There isn't enough room in London to sustain its growing population, with an estimated 50,000 new homes needed each year just to keep up.
In 2014, just 20,000 new homes were built in the greater London area - which is far from being on track to meet chancellor George Osborne latest target of 400,000 new homes by 2025.
There is an obvious stumbling block – how can we build so many homes when 22 per cent of the capital is designated green belt area, protected from the construction of new buildings?
The green belt is intended to protect countryside and prevent urban sprawl – the merging of London with outer villages and towns to create a mega metropolis, but its existence is making it more difficult to beat the capital's housing crisis.
A report by London First, planning consultancy Quod and Paul Cheshire of the London School of Economics, suggests London's local authorities should review the rules protecting green belt land, in order to ease the strain.
Shared with the FT, one of the points it highlights is that a sizeable chunk of the green belt area is not just made up of pleasant countryside, but is instead used for other purposes such as golf courses.
“The truth is that green belt land covers a range of uses. There is beautiful countryside with public access but there is also a lot of intensive arable and semi-derelict land. Golf courses — just in the GLA — cover an area almost twice as big as the borough of Kensington and Chelsea,” the report says.
London's golf courses
There are an estimated 71 golf courses in the Greater London Area, and in the green belt alone they make up 7.1 per cent of protected land, which is around 2,500 hectares. Below is a map showing where they are located within the green belt.
Yet the evidence suggests that golf courses are not good for the environment, since clearing large areas of land can disrupt habitats and the large amount of pesticides and fertilisers used can have a polluting influence.
According to Audobon International, the environment education organisation, these are some of the main negative impacts golf courses have on the environment:
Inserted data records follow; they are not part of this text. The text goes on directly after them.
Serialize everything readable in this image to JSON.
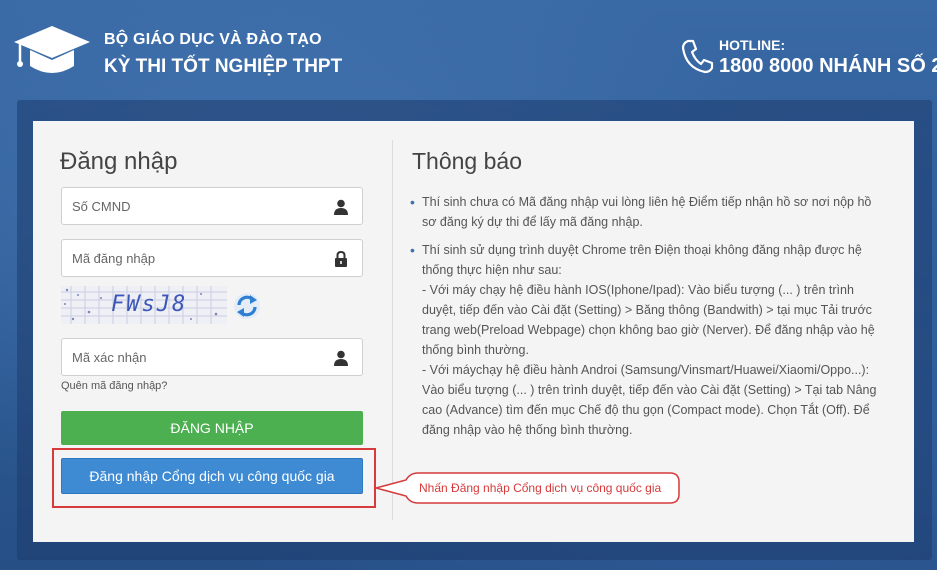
{
  "header": {
    "org_title": "BỘ GIÁO DỤC VÀ ĐÀO TẠO",
    "exam_title": "KỲ THI TỐT NGHIỆP THPT",
    "hotline_label": "HOTLINE:",
    "hotline_number": "1800 8000 NHÁNH SỐ 2"
  },
  "login": {
    "title": "Đăng nhập",
    "id_placeholder": "Số CMND",
    "code_placeholder": "Mã đăng nhập",
    "captcha_text": "FWsJ8",
    "captcha_placeholder": "Mã xác nhận",
    "forgot_link": "Quên mã đăng nhập?",
    "login_button": "ĐĂNG NHẬP",
    "gov_button": "Đăng nhập Cổng dịch vụ công quốc gia"
  },
  "notice": {
    "title": "Thông báo",
    "items": [
      "Thí sinh chưa có Mã đăng nhập vui lòng liên hệ Điểm tiếp nhận hồ sơ nơi nộp hồ sơ đăng ký dự thi để lấy mã đăng nhập.",
      "Thí sinh sử dụng trình duyệt Chrome trên Điện thoại không đăng nhập được hệ thống thực hiện như sau:"
    ],
    "sub_items": [
      " - Với máy chạy hệ điều hành IOS(Iphone/Ipad): Vào biểu tượng (... ) trên trình duyệt, tiếp đến vào Cài đặt (Setting) > Băng thông (Bandwith) > tại mục Tải trước trang web(Preload Webpage) chọn không bao giờ (Nerver). Để đăng nhập vào hệ thống bình thường.",
      " - Với máychạy hệ điều hành Androi (Samsung/Vinsmart/Huawei/Xiaomi/Oppo...): Vào biểu tượng (... ) trên trình duyệt, tiếp đến vào Cài đặt (Setting) > Tại tab Nâng cao (Advance) tìm đến mục Chế độ thu gọn (Compact mode). Chọn Tắt (Off). Để đăng nhập vào hệ thống bình thường."
    ]
  },
  "annotation": {
    "text": "Nhấn Đăng nhập Cổng dịch vụ công quốc gia",
    "color": "#d63a3a"
  },
  "icons": {
    "logo": "graduation-cap-icon",
    "phone": "phone-icon",
    "user": "user-icon",
    "lock": "lock-icon",
    "refresh": "refresh-icon"
  },
  "colors": {
    "login_button": "#4caf50",
    "gov_button": "#3f8bd3",
    "highlight": "#d63a3a"
  }
}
- Withdrawal of large quantities of water for irrigation
- Degradation or loss of natural areas
- Health hazards from chemical handling and applications
- Loss and fragmentation of wildlife habitats
- Alteration or damage to wetlands
- Replacement of natural plant communities with intensively managed landscapes and non-native plants